"""

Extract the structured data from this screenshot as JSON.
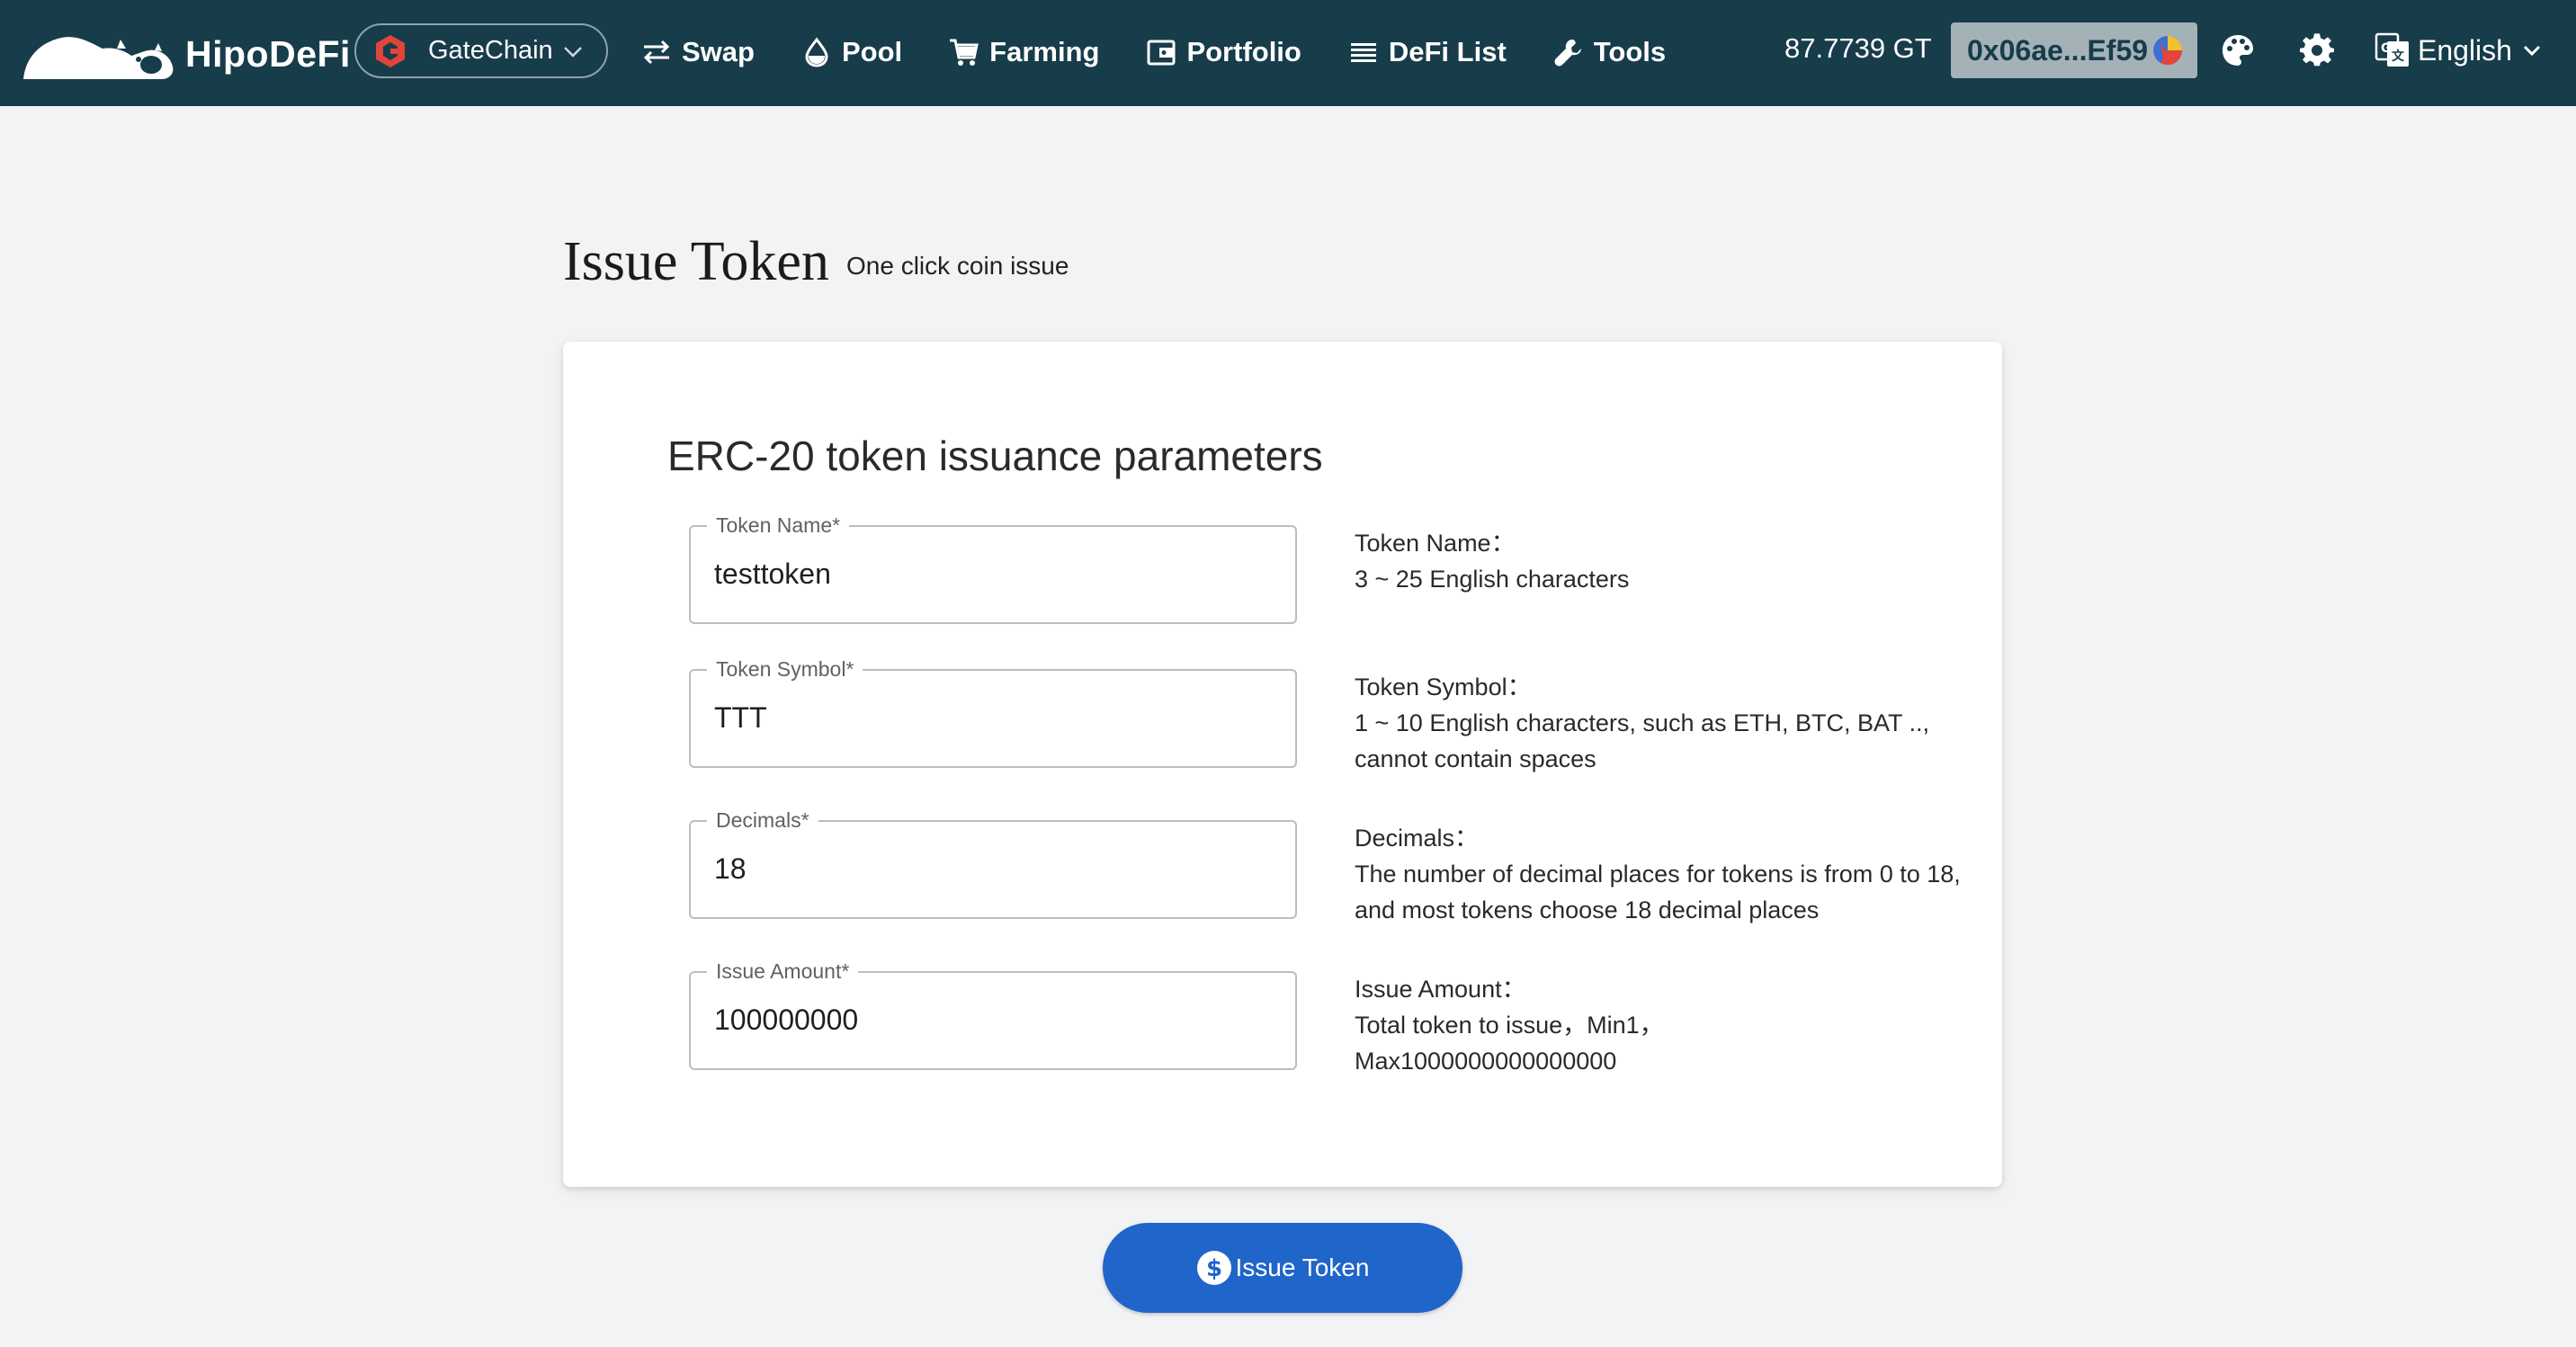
{
  "header": {
    "brand_name": "HipoDeFi",
    "chain": "GateChain",
    "nav": [
      {
        "label": "Swap",
        "icon": "swap-icon"
      },
      {
        "label": "Pool",
        "icon": "drop-icon"
      },
      {
        "label": "Farming",
        "icon": "cart-icon"
      },
      {
        "label": "Portfolio",
        "icon": "wallet-icon"
      },
      {
        "label": "DeFi List",
        "icon": "list-icon"
      },
      {
        "label": "Tools",
        "icon": "wrench-icon"
      }
    ],
    "balance": "87.7739 GT",
    "account": "0x06ae...Ef59",
    "language": "English"
  },
  "page": {
    "title": "Issue Token",
    "subtitle": "One click coin issue"
  },
  "form": {
    "heading": "ERC-20 token issuance parameters",
    "fields": [
      {
        "label": "Token Name*",
        "value": "testtoken",
        "desc_title": "Token Name：",
        "desc_text": "3 ~ 25 English characters"
      },
      {
        "label": "Token Symbol*",
        "value": "TTT",
        "desc_title": "Token Symbol：",
        "desc_text": "1 ~ 10 English characters, such as ETH, BTC, BAT .., cannot contain spaces"
      },
      {
        "label": "Decimals*",
        "value": "18",
        "desc_title": "Decimals：",
        "desc_text": "The number of decimal places for tokens is from 0 to 18, and most tokens choose 18 decimal places"
      },
      {
        "label": "Issue Amount*",
        "value": "100000000",
        "desc_title": "Issue Amount：",
        "desc_text": "Total token to issue，Min1，Max1000000000000000"
      }
    ],
    "submit_label": "Issue Token"
  },
  "colors": {
    "topbar": "#173c4a",
    "accent": "#2065c9",
    "background": "#f2f3f5"
  }
}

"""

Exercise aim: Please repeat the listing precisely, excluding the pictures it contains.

Answer space:
Extract the structured data from this screenshot as JSON.
{
  "header": {
    "brand_name": "HipoDeFi",
    "chain": "GateChain",
    "nav": [
      {
        "label": "Swap",
        "icon": "swap-icon"
      },
      {
        "label": "Pool",
        "icon": "drop-icon"
      },
      {
        "label": "Farming",
        "icon": "cart-icon"
      },
      {
        "label": "Portfolio",
        "icon": "wallet-icon"
      },
      {
        "label": "DeFi List",
        "icon": "list-icon"
      },
      {
        "label": "Tools",
        "icon": "wrench-icon"
      }
    ],
    "balance": "87.7739 GT",
    "account": "0x06ae...Ef59",
    "language": "English"
  },
  "page": {
    "title": "Issue Token",
    "subtitle": "One click coin issue"
  },
  "form": {
    "heading": "ERC-20 token issuance parameters",
    "fields": [
      {
        "label": "Token Name*",
        "value": "testtoken",
        "desc_title": "Token Name：",
        "desc_text": "3 ~ 25 English characters"
      },
      {
        "label": "Token Symbol*",
        "value": "TTT",
        "desc_title": "Token Symbol：",
        "desc_text": "1 ~ 10 English characters, such as ETH, BTC, BAT .., cannot contain spaces"
      },
      {
        "label": "Decimals*",
        "value": "18",
        "desc_title": "Decimals：",
        "desc_text": "The number of decimal places for tokens is from 0 to 18, and most tokens choose 18 decimal places"
      },
      {
        "label": "Issue Amount*",
        "value": "100000000",
        "desc_title": "Issue Amount：",
        "desc_text": "Total token to issue，Min1，Max1000000000000000"
      }
    ],
    "submit_label": "Issue Token"
  },
  "colors": {
    "topbar": "#173c4a",
    "accent": "#2065c9",
    "background": "#f2f3f5"
  }
}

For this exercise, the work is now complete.